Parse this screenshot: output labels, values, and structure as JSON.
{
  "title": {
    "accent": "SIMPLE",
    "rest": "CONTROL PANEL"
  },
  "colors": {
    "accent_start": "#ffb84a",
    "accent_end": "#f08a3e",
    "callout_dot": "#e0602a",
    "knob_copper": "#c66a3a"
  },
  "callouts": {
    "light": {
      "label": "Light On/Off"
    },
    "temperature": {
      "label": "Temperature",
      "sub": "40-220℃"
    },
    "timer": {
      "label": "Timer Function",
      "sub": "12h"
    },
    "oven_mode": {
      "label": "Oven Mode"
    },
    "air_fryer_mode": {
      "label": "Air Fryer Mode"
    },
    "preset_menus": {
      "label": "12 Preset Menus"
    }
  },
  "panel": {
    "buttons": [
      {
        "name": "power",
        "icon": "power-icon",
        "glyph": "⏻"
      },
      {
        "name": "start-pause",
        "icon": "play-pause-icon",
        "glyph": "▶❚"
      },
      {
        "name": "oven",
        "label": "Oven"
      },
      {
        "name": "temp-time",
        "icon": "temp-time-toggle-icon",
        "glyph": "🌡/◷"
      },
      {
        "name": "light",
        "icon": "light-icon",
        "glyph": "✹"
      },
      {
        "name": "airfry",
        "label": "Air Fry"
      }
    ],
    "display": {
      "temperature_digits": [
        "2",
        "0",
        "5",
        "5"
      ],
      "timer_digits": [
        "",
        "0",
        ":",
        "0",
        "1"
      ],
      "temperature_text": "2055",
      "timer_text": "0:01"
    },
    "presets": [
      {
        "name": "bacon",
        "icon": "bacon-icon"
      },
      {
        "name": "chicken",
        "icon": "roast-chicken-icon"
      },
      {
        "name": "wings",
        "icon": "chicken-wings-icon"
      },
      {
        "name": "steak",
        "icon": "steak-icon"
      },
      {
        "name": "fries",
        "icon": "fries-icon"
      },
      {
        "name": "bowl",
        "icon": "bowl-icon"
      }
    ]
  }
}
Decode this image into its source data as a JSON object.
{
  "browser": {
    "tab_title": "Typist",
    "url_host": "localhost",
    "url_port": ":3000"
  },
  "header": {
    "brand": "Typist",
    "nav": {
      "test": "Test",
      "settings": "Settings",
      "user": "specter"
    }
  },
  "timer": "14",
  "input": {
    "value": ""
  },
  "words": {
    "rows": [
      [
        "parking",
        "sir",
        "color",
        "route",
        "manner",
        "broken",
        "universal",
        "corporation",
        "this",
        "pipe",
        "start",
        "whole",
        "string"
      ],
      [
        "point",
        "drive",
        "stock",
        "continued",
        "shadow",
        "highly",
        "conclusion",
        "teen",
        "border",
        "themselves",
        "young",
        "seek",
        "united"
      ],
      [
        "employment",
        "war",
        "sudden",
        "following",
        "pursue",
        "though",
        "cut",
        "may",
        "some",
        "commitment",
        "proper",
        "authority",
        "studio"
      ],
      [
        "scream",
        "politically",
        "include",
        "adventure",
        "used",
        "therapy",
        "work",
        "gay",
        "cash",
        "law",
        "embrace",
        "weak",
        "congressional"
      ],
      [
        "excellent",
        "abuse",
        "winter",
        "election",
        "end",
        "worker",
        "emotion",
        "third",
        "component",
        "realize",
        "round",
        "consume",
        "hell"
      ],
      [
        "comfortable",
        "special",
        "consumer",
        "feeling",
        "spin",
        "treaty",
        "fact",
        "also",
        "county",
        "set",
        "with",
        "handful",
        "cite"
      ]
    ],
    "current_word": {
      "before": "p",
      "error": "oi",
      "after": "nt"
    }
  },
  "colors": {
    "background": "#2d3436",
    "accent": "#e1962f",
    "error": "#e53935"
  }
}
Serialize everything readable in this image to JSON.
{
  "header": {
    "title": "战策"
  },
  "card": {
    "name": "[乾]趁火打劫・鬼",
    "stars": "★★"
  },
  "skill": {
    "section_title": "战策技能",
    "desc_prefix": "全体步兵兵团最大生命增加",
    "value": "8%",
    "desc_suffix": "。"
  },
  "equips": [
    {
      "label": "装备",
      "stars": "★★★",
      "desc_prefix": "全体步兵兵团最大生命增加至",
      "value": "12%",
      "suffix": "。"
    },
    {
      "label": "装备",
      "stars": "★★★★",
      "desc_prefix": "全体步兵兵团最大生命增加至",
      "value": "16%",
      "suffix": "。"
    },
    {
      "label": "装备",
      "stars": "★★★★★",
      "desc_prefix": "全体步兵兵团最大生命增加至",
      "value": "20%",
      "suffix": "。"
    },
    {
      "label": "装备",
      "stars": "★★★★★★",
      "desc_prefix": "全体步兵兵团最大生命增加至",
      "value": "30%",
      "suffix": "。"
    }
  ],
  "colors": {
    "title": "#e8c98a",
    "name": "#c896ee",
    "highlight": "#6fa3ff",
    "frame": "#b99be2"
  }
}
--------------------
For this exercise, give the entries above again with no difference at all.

__Written response__.
Parse this screenshot: output labels, values, and structure as JSON.
{
  "title": {
    "accent": "SIMPLE",
    "rest": "CONTROL PANEL"
  },
  "colors": {
    "accent_start": "#ffb84a",
    "accent_end": "#f08a3e",
    "callout_dot": "#e0602a",
    "knob_copper": "#c66a3a"
  },
  "callouts": {
    "light": {
      "label": "Light On/Off"
    },
    "temperature": {
      "label": "Temperature",
      "sub": "40-220℃"
    },
    "timer": {
      "label": "Timer Function",
      "sub": "12h"
    },
    "oven_mode": {
      "label": "Oven Mode"
    },
    "air_fryer_mode": {
      "label": "Air Fryer Mode"
    },
    "preset_menus": {
      "label": "12 Preset Menus"
    }
  },
  "panel": {
    "buttons": [
      {
        "name": "power",
        "icon": "power-icon",
        "glyph": "⏻"
      },
      {
        "name": "start-pause",
        "icon": "play-pause-icon",
        "glyph": "▶❚"
      },
      {
        "name": "oven",
        "label": "Oven"
      },
      {
        "name": "temp-time",
        "icon": "temp-time-toggle-icon",
        "glyph": "🌡/◷"
      },
      {
        "name": "light",
        "icon": "light-icon",
        "glyph": "✹"
      },
      {
        "name": "airfry",
        "label": "Air Fry"
      }
    ],
    "display": {
      "temperature_digits": [
        "2",
        "0",
        "5",
        "5"
      ],
      "timer_digits": [
        "",
        "0",
        ":",
        "0",
        "1"
      ],
      "temperature_text": "2055",
      "timer_text": "0:01"
    },
    "presets": [
      {
        "name": "bacon",
        "icon": "bacon-icon"
      },
      {
        "name": "chicken",
        "icon": "roast-chicken-icon"
      },
      {
        "name": "wings",
        "icon": "chicken-wings-icon"
      },
      {
        "name": "steak",
        "icon": "steak-icon"
      },
      {
        "name": "fries",
        "icon": "fries-icon"
      },
      {
        "name": "bowl",
        "icon": "bowl-icon"
      }
    ]
  }
}
Decode this image into its source data as a JSON object.
{
  "browser": {
    "tab_title": "Typist",
    "url_host": "localhost",
    "url_port": ":3000"
  },
  "header": {
    "brand": "Typist",
    "nav": {
      "test": "Test",
      "settings": "Settings",
      "user": "specter"
    }
  },
  "timer": "14",
  "input": {
    "value": ""
  },
  "words": {
    "rows": [
      [
        "parking",
        "sir",
        "color",
        "route",
        "manner",
        "broken",
        "universal",
        "corporation",
        "this",
        "pipe",
        "start",
        "whole",
        "string"
      ],
      [
        "point",
        "drive",
        "stock",
        "continued",
        "shadow",
        "highly",
        "conclusion",
        "teen",
        "border",
        "themselves",
        "young",
        "seek",
        "united"
      ],
      [
        "employment",
        "war",
        "sudden",
        "following",
        "pursue",
        "though",
        "cut",
        "may",
        "some",
        "commitment",
        "proper",
        "authority",
        "studio"
      ],
      [
        "scream",
        "politically",
        "include",
        "adventure",
        "used",
        "therapy",
        "work",
        "gay",
        "cash",
        "law",
        "embrace",
        "weak",
        "congressional"
      ],
      [
        "excellent",
        "abuse",
        "winter",
        "election",
        "end",
        "worker",
        "emotion",
        "third",
        "component",
        "realize",
        "round",
        "consume",
        "hell"
      ],
      [
        "comfortable",
        "special",
        "consumer",
        "feeling",
        "spin",
        "treaty",
        "fact",
        "also",
        "county",
        "set",
        "with",
        "handful",
        "cite"
      ]
    ],
    "current_word": {
      "before": "p",
      "error": "oi",
      "after": "nt"
    }
  },
  "colors": {
    "background": "#2d3436",
    "accent": "#e1962f",
    "error": "#e53935"
  }
}
Serialize everything readable in this image to JSON.
{
  "header": {
    "title": "战策"
  },
  "card": {
    "name": "[乾]趁火打劫・鬼",
    "stars": "★★"
  },
  "skill": {
    "section_title": "战策技能",
    "desc_prefix": "全体步兵兵团最大生命增加",
    "value": "8%",
    "desc_suffix": "。"
  },
  "equips": [
    {
      "label": "装备",
      "stars": "★★★",
      "desc_prefix": "全体步兵兵团最大生命增加至",
      "value": "12%",
      "suffix": "。"
    },
    {
      "label": "装备",
      "stars": "★★★★",
      "desc_prefix": "全体步兵兵团最大生命增加至",
      "value": "16%",
      "suffix": "。"
    },
    {
      "label": "装备",
      "stars": "★★★★★",
      "desc_prefix": "全体步兵兵团最大生命增加至",
      "value": "20%",
      "suffix": "。"
    },
    {
      "label": "装备",
      "stars": "★★★★★★",
      "desc_prefix": "全体步兵兵团最大生命增加至",
      "value": "30%",
      "suffix": "。"
    }
  ],
  "colors": {
    "title": "#e8c98a",
    "name": "#c896ee",
    "highlight": "#6fa3ff",
    "frame": "#b99be2"
  }
}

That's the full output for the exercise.